    Four short trades to consider, but not quite yet. Let the dust settle and wait for a pullback to resistance for a higher probability trade.
RELATED TERMS
  1. Tactical Trading

    A style of investing for the relatively short term based on anticipated ...
  2. Fintech

    Fintech is a portmanteau of financial technology that describes ...
  3. Indicator

    Indicators are statistics used to measure current conditions ...
  4. Intraday Momentum Index (IMI)

    A technical indicator that combines aspects of candlestick analysis ...
  5. Mass Index

    A form of technical analysis that looks at the range between ...
  6. Money Flow Index - MFI

    A momentum indicator that uses a stock’s price and volume to ...
RELATED FAQS
  1. Tame Panic Selling with the Exhausted Selling Model

    The exhausted selling model is a pricing strategy used to identify and trade based off of the price floor of a security. ... Read Full Answer >>
  2. Point and Figure Charting Using Count Analysis

    Count analysis is a means of interpreting point and figure charts to measure vertical price movements. Technical analysts ... Read Full Answer >>
  3. What assumptions are made when conducting a t-test?

    The common assumptions made when doing a t-test include those regarding the scale of measurement, random sampling, normality ... Read Full Answer >>
  4. How are double exponential moving averages applied in technical analysis?

    Double exponential moving averages (DEMAS) are commonly used in technical analysis like any other moving average indicator ... Read Full Answer >>
  5. How do you know where on the oscillator you should make a purchase or sale?

    Common oscillator readings to consider making a buy or sale are below 20 or above 80, respectively. More aggressive investors ... Read Full Answer >>
  6. What are the alert zones in a Fibonacci retracement?

    The most commonly used Fibonacci retracement alert levels are at 38.2% and 61.8%. A 50% retracement level is also commonly ... Read Full Answer >>

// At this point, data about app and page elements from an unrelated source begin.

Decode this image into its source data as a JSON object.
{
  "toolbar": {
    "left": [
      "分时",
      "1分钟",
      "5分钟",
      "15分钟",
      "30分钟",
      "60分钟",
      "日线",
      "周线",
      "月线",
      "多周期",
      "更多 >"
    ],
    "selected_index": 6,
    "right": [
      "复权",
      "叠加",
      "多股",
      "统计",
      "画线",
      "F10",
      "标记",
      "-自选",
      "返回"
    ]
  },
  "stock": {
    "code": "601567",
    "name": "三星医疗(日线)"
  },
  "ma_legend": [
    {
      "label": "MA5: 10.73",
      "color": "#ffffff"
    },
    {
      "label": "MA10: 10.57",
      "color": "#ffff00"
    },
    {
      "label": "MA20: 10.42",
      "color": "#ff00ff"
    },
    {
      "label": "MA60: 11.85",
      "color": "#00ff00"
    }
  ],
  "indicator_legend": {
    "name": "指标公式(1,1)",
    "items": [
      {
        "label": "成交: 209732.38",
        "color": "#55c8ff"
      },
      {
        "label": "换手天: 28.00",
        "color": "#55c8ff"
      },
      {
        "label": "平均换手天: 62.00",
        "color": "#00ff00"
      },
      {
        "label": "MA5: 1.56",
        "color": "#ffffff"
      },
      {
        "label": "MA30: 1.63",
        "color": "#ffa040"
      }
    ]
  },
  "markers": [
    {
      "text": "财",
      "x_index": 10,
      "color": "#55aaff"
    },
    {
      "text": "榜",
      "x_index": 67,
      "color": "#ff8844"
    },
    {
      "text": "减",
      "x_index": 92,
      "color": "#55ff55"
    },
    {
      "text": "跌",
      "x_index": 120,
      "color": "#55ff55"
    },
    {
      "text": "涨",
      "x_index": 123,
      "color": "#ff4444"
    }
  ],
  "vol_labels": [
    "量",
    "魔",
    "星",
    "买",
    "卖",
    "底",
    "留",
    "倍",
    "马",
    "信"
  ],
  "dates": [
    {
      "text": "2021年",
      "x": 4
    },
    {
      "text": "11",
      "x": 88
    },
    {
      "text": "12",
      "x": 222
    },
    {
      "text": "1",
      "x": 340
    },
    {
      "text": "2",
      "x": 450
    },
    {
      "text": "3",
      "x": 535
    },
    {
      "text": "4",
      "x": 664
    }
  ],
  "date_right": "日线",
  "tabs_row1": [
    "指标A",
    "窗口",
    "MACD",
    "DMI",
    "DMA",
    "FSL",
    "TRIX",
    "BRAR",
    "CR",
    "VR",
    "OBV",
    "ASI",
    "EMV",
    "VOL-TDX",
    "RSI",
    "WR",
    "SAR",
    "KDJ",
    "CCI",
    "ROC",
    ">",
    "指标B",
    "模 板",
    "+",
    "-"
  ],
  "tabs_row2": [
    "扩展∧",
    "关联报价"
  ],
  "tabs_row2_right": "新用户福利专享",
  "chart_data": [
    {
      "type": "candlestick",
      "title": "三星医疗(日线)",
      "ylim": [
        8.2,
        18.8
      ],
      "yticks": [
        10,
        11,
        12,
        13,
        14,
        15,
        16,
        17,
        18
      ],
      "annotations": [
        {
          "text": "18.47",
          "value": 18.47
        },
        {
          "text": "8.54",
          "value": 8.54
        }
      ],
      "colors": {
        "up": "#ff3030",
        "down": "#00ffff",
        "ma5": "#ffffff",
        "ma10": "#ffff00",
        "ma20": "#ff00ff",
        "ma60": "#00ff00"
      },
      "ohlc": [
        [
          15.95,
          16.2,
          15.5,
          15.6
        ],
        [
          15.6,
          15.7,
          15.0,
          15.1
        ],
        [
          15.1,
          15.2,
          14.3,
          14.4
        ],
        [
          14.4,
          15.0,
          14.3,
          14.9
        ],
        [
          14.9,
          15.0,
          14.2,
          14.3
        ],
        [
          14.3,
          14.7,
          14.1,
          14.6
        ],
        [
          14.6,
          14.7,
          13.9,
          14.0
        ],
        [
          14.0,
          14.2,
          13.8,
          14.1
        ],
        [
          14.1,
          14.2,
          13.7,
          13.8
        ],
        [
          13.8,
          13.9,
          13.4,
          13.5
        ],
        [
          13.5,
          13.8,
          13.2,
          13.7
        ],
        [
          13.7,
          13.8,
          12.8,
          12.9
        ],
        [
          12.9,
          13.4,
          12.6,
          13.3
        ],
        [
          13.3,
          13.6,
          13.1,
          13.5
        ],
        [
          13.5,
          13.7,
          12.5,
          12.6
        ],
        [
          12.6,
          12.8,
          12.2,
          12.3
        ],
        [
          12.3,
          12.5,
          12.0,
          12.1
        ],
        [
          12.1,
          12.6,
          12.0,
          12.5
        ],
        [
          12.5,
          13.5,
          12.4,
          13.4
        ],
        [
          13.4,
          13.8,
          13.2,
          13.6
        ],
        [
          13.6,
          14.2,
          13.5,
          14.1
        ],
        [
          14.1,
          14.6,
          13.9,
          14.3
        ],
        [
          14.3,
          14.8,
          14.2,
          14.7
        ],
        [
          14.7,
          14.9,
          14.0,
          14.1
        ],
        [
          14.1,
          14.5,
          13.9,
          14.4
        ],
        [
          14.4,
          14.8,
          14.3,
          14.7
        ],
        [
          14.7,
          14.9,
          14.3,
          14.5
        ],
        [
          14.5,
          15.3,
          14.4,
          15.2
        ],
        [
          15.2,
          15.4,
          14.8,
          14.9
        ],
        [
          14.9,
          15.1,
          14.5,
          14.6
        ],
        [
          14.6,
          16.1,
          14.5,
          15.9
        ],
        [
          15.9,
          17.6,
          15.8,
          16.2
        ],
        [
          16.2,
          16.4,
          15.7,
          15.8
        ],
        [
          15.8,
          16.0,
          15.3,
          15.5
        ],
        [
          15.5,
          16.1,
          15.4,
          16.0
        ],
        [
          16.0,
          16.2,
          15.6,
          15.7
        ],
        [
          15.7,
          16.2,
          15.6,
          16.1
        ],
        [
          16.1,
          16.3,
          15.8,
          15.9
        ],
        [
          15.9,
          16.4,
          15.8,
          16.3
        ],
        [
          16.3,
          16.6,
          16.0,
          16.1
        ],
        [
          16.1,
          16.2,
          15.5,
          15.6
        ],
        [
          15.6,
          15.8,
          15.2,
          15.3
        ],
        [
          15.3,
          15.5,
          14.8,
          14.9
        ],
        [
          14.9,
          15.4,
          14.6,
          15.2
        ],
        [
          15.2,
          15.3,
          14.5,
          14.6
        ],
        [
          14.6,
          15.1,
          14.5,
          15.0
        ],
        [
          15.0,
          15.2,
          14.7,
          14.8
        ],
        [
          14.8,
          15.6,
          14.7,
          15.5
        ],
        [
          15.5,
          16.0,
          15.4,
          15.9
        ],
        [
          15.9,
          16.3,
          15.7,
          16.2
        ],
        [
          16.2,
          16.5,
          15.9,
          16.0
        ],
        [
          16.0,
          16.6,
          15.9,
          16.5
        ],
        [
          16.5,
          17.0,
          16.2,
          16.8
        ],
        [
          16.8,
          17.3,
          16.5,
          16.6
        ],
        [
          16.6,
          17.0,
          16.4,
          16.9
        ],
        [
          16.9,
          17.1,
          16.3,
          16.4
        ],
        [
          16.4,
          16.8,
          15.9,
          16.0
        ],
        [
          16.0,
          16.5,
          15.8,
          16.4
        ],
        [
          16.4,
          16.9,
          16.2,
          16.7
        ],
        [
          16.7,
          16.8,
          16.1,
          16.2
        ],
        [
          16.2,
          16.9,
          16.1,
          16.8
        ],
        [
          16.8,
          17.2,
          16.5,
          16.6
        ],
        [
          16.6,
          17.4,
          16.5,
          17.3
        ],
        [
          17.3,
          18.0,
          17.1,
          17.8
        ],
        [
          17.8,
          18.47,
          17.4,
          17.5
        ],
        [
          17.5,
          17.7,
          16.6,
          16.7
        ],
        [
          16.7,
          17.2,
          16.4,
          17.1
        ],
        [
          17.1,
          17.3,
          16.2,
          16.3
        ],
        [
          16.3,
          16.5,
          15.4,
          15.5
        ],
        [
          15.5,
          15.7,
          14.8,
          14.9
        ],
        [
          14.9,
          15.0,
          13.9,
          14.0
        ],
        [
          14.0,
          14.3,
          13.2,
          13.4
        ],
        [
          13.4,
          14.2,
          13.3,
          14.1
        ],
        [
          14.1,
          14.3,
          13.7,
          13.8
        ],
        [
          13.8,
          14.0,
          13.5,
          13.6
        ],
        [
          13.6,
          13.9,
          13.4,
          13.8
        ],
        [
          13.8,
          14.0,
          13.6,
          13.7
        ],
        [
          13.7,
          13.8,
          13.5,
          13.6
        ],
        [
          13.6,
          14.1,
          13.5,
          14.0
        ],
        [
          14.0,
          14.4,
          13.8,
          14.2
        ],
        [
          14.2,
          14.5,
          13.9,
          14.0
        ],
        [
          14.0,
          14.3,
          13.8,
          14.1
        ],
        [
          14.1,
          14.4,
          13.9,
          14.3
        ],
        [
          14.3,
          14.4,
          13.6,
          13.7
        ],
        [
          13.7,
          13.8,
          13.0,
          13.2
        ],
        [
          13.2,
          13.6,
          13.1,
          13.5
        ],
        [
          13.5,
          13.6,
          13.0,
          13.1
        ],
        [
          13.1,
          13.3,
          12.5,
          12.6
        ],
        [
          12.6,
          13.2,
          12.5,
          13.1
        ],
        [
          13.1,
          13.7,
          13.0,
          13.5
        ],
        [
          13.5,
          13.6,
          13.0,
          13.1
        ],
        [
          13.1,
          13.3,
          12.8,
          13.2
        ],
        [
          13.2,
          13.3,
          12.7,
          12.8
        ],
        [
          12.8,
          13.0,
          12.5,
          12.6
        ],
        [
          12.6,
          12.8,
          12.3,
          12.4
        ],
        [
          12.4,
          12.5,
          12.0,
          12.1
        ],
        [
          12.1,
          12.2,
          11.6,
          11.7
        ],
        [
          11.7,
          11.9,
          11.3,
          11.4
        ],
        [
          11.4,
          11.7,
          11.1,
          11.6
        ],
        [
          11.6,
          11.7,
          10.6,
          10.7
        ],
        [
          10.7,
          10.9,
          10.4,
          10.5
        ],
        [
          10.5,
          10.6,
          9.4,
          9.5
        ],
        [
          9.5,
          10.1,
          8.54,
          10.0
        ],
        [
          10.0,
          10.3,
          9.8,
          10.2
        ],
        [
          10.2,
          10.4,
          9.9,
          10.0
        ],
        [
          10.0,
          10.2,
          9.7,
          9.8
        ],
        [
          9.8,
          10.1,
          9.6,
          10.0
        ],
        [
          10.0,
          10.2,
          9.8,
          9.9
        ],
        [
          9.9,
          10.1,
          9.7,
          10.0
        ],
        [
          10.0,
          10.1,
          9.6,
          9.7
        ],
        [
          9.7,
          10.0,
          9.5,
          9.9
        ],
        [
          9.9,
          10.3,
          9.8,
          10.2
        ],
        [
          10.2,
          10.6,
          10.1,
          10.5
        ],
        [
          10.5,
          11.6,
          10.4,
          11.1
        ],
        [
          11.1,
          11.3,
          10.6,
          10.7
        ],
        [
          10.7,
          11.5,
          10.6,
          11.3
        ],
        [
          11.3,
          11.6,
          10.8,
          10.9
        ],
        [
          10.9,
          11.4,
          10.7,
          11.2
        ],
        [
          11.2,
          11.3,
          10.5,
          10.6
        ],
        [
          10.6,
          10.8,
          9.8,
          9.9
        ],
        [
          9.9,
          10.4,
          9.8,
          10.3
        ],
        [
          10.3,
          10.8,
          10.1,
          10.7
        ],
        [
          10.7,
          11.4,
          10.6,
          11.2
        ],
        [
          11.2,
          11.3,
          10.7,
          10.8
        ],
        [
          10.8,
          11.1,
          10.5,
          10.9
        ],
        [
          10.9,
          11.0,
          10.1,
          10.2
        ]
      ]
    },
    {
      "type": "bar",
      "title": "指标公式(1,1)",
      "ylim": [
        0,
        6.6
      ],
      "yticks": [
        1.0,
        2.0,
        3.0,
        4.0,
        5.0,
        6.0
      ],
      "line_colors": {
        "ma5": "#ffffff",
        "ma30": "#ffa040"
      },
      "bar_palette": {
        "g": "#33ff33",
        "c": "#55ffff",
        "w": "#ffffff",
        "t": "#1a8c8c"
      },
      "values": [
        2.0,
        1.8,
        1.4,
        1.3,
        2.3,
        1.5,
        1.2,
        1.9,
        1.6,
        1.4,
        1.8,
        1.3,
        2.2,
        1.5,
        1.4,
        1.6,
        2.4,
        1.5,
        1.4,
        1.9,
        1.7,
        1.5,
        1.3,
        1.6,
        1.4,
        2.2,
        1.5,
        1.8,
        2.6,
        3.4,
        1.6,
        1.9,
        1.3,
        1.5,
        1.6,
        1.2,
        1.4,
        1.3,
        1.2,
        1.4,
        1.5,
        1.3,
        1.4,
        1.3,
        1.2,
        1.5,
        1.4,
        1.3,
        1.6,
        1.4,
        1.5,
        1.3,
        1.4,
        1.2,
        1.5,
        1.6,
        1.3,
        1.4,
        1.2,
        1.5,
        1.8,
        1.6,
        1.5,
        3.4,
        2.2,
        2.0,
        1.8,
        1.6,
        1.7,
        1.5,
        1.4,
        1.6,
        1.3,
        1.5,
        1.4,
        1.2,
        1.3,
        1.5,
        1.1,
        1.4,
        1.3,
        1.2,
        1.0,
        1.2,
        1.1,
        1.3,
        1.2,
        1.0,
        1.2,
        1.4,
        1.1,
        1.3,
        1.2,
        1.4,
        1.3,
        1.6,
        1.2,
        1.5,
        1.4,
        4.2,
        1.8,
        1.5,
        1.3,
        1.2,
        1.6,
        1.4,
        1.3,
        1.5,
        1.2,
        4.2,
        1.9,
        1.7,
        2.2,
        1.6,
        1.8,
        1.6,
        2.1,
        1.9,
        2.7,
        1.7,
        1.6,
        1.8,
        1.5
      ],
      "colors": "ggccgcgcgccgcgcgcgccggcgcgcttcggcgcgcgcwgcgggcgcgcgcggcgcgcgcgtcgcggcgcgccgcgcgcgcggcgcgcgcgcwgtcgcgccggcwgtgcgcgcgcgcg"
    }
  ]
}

You May Also Like

Trading Center
×

You are using adblocking software

Want access to all of Investopedia? Add us to your “whitelist”
so you'll never miss a feature!